::: Data provided :::

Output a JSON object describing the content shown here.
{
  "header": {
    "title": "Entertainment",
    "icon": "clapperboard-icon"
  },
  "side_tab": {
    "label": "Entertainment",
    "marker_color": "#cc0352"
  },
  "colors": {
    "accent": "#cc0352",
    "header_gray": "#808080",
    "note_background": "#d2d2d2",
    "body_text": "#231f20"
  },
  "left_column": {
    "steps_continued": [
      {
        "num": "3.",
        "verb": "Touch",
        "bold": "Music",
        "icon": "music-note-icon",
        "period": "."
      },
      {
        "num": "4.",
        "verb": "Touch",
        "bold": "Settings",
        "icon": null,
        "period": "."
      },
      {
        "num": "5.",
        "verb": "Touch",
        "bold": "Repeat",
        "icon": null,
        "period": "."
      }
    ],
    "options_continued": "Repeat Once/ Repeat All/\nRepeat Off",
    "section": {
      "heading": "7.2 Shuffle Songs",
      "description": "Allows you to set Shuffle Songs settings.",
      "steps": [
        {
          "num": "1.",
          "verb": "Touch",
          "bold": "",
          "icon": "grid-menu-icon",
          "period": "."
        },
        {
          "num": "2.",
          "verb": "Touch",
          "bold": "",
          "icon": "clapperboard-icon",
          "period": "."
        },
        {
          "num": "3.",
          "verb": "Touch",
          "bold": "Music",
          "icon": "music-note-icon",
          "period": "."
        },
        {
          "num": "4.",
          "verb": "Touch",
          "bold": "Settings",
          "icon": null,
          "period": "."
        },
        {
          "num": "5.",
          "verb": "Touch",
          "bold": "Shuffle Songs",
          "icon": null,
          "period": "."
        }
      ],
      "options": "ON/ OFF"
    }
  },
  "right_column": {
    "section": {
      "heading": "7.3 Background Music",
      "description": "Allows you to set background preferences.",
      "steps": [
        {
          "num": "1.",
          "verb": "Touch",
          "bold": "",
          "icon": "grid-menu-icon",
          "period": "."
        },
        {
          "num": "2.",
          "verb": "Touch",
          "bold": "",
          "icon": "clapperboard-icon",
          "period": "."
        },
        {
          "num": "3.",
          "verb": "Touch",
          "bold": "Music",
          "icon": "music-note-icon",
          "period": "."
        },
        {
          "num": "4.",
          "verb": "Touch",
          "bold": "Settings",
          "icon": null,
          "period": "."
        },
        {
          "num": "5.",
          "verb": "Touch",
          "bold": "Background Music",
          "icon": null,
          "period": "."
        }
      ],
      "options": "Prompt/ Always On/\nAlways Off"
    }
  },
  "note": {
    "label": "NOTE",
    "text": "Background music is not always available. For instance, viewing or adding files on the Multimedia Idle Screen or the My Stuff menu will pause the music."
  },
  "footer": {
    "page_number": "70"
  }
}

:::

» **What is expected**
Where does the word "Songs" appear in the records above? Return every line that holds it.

» **Answer space**
      "heading": "7.2 Shuffle Songs",
      "description": "Allows you to set Shuffle Songs settings.",
          "bold": "Shuffle Songs",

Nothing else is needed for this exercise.